= EXERCISE DIRECTIONS =
Scan the entries for the word "GEOGRAFICA", and copy every line where it appears.
- - - - - - -
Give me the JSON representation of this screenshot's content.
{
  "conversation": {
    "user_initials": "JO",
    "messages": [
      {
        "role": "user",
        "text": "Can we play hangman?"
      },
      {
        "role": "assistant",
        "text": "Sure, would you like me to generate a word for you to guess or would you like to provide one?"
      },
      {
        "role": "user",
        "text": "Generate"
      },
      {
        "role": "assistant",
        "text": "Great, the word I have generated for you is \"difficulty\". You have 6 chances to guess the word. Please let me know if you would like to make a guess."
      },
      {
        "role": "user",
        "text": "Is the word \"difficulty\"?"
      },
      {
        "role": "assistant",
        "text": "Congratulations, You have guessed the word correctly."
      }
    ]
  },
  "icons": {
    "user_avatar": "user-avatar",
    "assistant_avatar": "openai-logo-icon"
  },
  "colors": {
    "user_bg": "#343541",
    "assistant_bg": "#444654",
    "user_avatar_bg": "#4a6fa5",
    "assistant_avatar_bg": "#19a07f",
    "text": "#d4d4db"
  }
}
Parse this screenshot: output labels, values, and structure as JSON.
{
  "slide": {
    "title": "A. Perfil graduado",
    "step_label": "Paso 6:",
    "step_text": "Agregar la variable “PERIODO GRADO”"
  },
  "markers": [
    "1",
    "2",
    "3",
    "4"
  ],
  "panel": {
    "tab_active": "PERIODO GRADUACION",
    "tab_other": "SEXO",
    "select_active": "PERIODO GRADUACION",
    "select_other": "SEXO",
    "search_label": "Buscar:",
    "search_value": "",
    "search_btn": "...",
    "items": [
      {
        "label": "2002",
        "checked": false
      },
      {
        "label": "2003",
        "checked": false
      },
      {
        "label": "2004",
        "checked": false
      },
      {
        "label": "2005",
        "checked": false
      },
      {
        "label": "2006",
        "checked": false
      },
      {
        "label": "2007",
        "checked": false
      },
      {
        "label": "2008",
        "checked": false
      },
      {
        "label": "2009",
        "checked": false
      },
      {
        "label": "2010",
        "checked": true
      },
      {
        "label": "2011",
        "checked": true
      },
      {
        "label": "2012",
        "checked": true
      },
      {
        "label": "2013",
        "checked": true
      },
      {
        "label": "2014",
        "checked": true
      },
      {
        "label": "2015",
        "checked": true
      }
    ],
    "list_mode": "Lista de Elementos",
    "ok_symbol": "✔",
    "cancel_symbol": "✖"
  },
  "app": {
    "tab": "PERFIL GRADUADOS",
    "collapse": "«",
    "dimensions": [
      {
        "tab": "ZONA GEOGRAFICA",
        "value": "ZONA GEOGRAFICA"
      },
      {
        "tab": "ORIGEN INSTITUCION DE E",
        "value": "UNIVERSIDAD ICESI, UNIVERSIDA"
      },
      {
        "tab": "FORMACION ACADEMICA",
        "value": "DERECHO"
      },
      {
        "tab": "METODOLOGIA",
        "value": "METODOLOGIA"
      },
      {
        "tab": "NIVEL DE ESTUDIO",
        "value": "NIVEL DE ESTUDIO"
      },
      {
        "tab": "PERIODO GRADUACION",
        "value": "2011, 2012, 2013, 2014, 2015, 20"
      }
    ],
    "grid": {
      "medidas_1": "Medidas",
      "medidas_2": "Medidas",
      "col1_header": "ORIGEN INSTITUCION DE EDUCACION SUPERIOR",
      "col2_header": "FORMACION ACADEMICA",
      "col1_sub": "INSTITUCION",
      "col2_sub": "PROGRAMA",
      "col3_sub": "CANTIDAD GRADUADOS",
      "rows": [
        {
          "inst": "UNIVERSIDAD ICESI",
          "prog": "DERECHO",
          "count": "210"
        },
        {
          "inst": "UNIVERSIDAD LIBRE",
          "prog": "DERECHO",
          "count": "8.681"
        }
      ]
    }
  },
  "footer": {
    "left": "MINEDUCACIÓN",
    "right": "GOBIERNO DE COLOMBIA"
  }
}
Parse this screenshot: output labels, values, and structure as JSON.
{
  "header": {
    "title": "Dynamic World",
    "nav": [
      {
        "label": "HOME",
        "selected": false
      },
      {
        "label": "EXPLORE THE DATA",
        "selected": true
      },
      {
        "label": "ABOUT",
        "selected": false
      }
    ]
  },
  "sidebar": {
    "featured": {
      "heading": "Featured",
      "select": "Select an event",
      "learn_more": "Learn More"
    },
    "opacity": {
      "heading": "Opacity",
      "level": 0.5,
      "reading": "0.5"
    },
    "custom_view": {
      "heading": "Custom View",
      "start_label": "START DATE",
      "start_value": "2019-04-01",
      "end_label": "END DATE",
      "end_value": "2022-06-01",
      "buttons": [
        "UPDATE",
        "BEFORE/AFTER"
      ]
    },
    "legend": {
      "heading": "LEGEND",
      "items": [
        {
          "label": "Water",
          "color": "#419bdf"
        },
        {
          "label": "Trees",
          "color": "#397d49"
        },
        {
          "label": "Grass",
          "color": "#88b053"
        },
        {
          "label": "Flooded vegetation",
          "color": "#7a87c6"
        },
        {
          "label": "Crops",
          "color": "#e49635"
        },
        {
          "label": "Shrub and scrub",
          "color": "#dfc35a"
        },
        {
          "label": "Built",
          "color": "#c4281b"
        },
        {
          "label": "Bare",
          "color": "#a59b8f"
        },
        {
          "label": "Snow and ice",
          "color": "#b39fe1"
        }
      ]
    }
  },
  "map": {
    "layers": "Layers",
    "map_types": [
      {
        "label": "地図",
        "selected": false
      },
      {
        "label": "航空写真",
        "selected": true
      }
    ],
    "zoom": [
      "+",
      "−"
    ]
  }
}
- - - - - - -
= FINISHED TASK =
        "tab": "ZONA GEOGRAFICA",
        "value": "ZONA GEOGRAFICA"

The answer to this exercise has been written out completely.